Buddies in Bad Times Theatre and Theatre Passe Muraille co-production






An Outside the March and Company Theatre production, in association with Starvox Entertainment


Kim Coates
An Outside the March and Company Theatre production, in association with Starvox Entertainment

Nick Blais
An Outside the March and Company Theatre production, in association with Starvox Entertainment

André du Toit
An Outside the March and Company Theatre production, in association with Starvox Entertainment

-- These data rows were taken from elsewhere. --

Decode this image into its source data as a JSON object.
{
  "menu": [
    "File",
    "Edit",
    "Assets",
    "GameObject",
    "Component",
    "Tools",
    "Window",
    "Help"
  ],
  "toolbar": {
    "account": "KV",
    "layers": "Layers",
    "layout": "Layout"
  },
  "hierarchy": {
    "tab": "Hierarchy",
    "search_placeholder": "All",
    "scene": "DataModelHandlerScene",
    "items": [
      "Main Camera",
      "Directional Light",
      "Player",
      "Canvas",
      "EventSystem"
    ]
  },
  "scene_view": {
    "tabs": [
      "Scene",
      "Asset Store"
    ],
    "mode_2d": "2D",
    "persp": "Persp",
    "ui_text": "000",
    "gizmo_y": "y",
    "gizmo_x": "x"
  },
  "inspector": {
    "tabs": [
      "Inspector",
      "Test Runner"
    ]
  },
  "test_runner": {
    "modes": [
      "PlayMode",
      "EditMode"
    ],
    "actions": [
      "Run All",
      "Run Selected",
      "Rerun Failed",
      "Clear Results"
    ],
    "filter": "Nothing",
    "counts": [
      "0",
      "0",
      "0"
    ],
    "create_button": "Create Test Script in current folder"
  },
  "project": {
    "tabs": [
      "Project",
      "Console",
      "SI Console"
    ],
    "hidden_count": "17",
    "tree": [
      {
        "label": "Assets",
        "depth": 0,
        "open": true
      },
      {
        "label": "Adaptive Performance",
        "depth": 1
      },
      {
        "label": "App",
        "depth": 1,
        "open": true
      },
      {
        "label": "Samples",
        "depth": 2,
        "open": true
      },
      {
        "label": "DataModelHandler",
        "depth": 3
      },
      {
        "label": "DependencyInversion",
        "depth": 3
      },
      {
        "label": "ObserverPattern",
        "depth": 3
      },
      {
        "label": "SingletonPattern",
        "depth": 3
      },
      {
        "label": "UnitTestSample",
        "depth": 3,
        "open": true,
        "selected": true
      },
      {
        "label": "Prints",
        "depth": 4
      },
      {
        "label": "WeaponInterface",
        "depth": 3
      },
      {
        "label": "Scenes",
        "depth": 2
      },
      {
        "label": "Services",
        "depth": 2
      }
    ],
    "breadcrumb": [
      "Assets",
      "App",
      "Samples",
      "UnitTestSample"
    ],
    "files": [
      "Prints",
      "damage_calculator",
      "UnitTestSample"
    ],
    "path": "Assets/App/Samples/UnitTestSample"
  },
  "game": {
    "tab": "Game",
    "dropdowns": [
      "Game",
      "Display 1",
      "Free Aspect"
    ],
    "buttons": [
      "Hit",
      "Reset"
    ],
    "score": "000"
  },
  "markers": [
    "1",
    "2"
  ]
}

The Ensemble: Jason Cadieux, Nicholas Campbell, Brenna Coates, Shakura Dickson, Diana Donnelly, Peter Fernandes, Christo Graham, Daniel Kash, Evan Kearns, David Kohlsmith, Katelyn McCulloch, Philip Riccio, Kieran Sequoia, Michael Spencer-Davis
An Outside the March and Company Theatre production, in association with Starvox Entertainment

Mitchell Cushman
An Outside the March and Company Theatre production, in association with Starvox Entertainment